- Prompt: Print out each entry below in full, exactly as given, excluding pictures.

(Stored dataset items)
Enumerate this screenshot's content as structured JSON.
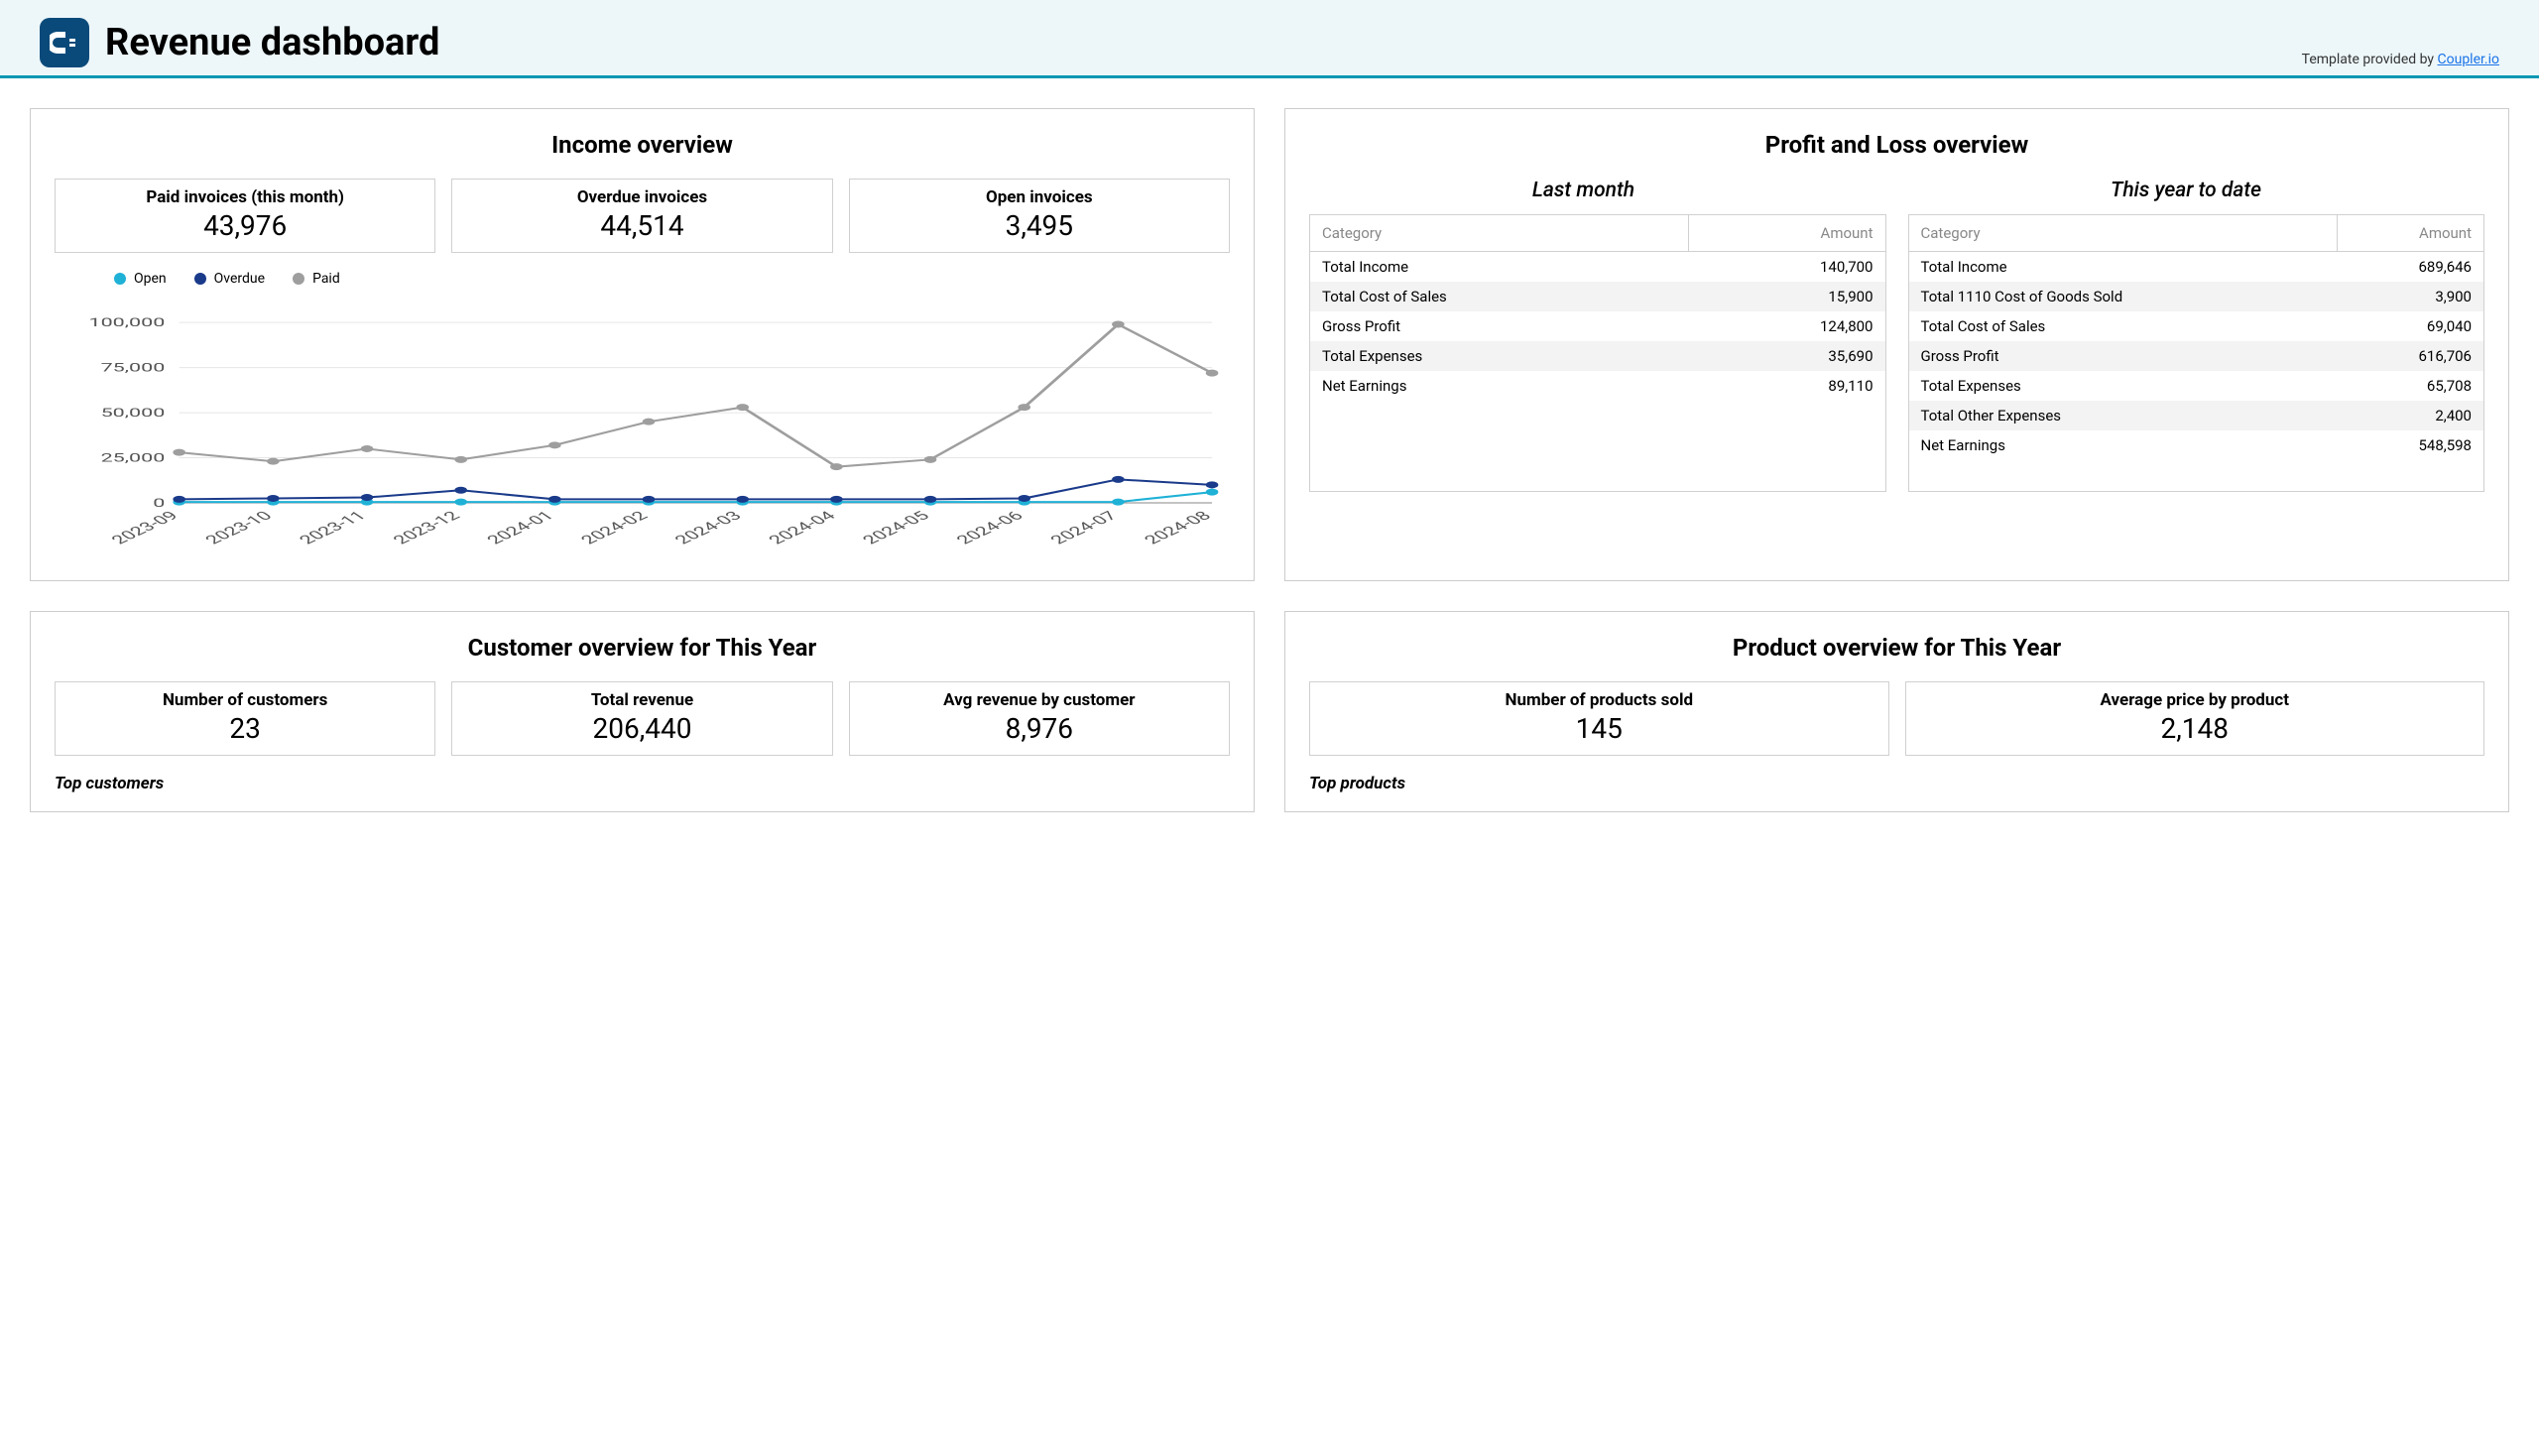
{
  "header": {
    "title": "Revenue dashboard",
    "template_text": "Template provided by ",
    "template_link": "Coupler.io"
  },
  "income": {
    "title": "Income overview",
    "stats": [
      {
        "label": "Paid invoices (this month)",
        "value": "43,976"
      },
      {
        "label": "Overdue invoices",
        "value": "44,514"
      },
      {
        "label": "Open invoices",
        "value": "3,495"
      }
    ],
    "legend": {
      "open": "Open",
      "overdue": "Overdue",
      "paid": "Paid"
    }
  },
  "chart_data": {
    "type": "line",
    "title": "Income overview",
    "xlabel": "",
    "ylabel": "",
    "ylim": [
      0,
      110000
    ],
    "yticks": [
      0,
      25000,
      50000,
      75000,
      100000
    ],
    "ytick_labels": [
      "0",
      "25,000",
      "50,000",
      "75,000",
      "100,000"
    ],
    "categories": [
      "2023-09",
      "2023-10",
      "2023-11",
      "2023-12",
      "2024-01",
      "2024-02",
      "2024-03",
      "2024-04",
      "2024-05",
      "2024-06",
      "2024-07",
      "2024-08"
    ],
    "series": [
      {
        "name": "Open",
        "color": "#1fb1d6",
        "values": [
          500,
          500,
          500,
          500,
          500,
          500,
          500,
          500,
          500,
          500,
          500,
          6000
        ]
      },
      {
        "name": "Overdue",
        "color": "#1a3a8a",
        "values": [
          2000,
          2500,
          3000,
          7000,
          2000,
          2000,
          2000,
          2000,
          2000,
          2500,
          13000,
          10000
        ]
      },
      {
        "name": "Paid",
        "color": "#9e9e9e",
        "values": [
          28000,
          23000,
          30000,
          24000,
          32000,
          45000,
          53000,
          20000,
          24000,
          53000,
          99000,
          72000
        ]
      }
    ]
  },
  "profit_loss": {
    "title": "Profit and Loss overview",
    "last_month_label": "Last month",
    "ytd_label": "This year to date",
    "col_category": "Category",
    "col_amount": "Amount",
    "last_month": [
      {
        "category": "Total Income",
        "amount": "140,700"
      },
      {
        "category": "Total Cost of Sales",
        "amount": "15,900"
      },
      {
        "category": "Gross Profit",
        "amount": "124,800"
      },
      {
        "category": "Total Expenses",
        "amount": "35,690"
      },
      {
        "category": "Net Earnings",
        "amount": "89,110"
      }
    ],
    "ytd": [
      {
        "category": "Total Income",
        "amount": "689,646"
      },
      {
        "category": "Total 1110 Cost of Goods Sold",
        "amount": "3,900"
      },
      {
        "category": "Total Cost of Sales",
        "amount": "69,040"
      },
      {
        "category": "Gross Profit",
        "amount": "616,706"
      },
      {
        "category": "Total Expenses",
        "amount": "65,708"
      },
      {
        "category": "Total Other Expenses",
        "amount": "2,400"
      },
      {
        "category": "Net Earnings",
        "amount": "548,598"
      }
    ]
  },
  "customer": {
    "title": "Customer overview for This Year",
    "stats": [
      {
        "label": "Number of customers",
        "value": "23"
      },
      {
        "label": "Total revenue",
        "value": "206,440"
      },
      {
        "label": "Avg revenue by customer",
        "value": "8,976"
      }
    ],
    "top_customers_label": "Top customers"
  },
  "product": {
    "title": "Product overview for This Year",
    "stats": [
      {
        "label": "Number of products sold",
        "value": "145"
      },
      {
        "label": "Average price by product",
        "value": "2,148"
      }
    ],
    "top_products_label": "Top products"
  }
}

- Exercise answer:
Enumerate this screenshot's content as structured JSON.
{
  "header": {
    "title": "Revenue dashboard",
    "template_text": "Template provided by ",
    "template_link": "Coupler.io"
  },
  "income": {
    "title": "Income overview",
    "stats": [
      {
        "label": "Paid invoices (this month)",
        "value": "43,976"
      },
      {
        "label": "Overdue invoices",
        "value": "44,514"
      },
      {
        "label": "Open invoices",
        "value": "3,495"
      }
    ],
    "legend": {
      "open": "Open",
      "overdue": "Overdue",
      "paid": "Paid"
    }
  },
  "chart_data": {
    "type": "line",
    "title": "Income overview",
    "xlabel": "",
    "ylabel": "",
    "ylim": [
      0,
      110000
    ],
    "yticks": [
      0,
      25000,
      50000,
      75000,
      100000
    ],
    "ytick_labels": [
      "0",
      "25,000",
      "50,000",
      "75,000",
      "100,000"
    ],
    "categories": [
      "2023-09",
      "2023-10",
      "2023-11",
      "2023-12",
      "2024-01",
      "2024-02",
      "2024-03",
      "2024-04",
      "2024-05",
      "2024-06",
      "2024-07",
      "2024-08"
    ],
    "series": [
      {
        "name": "Open",
        "color": "#1fb1d6",
        "values": [
          500,
          500,
          500,
          500,
          500,
          500,
          500,
          500,
          500,
          500,
          500,
          6000
        ]
      },
      {
        "name": "Overdue",
        "color": "#1a3a8a",
        "values": [
          2000,
          2500,
          3000,
          7000,
          2000,
          2000,
          2000,
          2000,
          2000,
          2500,
          13000,
          10000
        ]
      },
      {
        "name": "Paid",
        "color": "#9e9e9e",
        "values": [
          28000,
          23000,
          30000,
          24000,
          32000,
          45000,
          53000,
          20000,
          24000,
          53000,
          99000,
          72000
        ]
      }
    ]
  },
  "profit_loss": {
    "title": "Profit and Loss overview",
    "last_month_label": "Last month",
    "ytd_label": "This year to date",
    "col_category": "Category",
    "col_amount": "Amount",
    "last_month": [
      {
        "category": "Total Income",
        "amount": "140,700"
      },
      {
        "category": "Total Cost of Sales",
        "amount": "15,900"
      },
      {
        "category": "Gross Profit",
        "amount": "124,800"
      },
      {
        "category": "Total Expenses",
        "amount": "35,690"
      },
      {
        "category": "Net Earnings",
        "amount": "89,110"
      }
    ],
    "ytd": [
      {
        "category": "Total Income",
        "amount": "689,646"
      },
      {
        "category": "Total 1110 Cost of Goods Sold",
        "amount": "3,900"
      },
      {
        "category": "Total Cost of Sales",
        "amount": "69,040"
      },
      {
        "category": "Gross Profit",
        "amount": "616,706"
      },
      {
        "category": "Total Expenses",
        "amount": "65,708"
      },
      {
        "category": "Total Other Expenses",
        "amount": "2,400"
      },
      {
        "category": "Net Earnings",
        "amount": "548,598"
      }
    ]
  },
  "customer": {
    "title": "Customer overview for This Year",
    "stats": [
      {
        "label": "Number of customers",
        "value": "23"
      },
      {
        "label": "Total revenue",
        "value": "206,440"
      },
      {
        "label": "Avg revenue by customer",
        "value": "8,976"
      }
    ],
    "top_customers_label": "Top customers"
  },
  "product": {
    "title": "Product overview for This Year",
    "stats": [
      {
        "label": "Number of products sold",
        "value": "145"
      },
      {
        "label": "Average price by product",
        "value": "2,148"
      }
    ],
    "top_products_label": "Top products"
  }
}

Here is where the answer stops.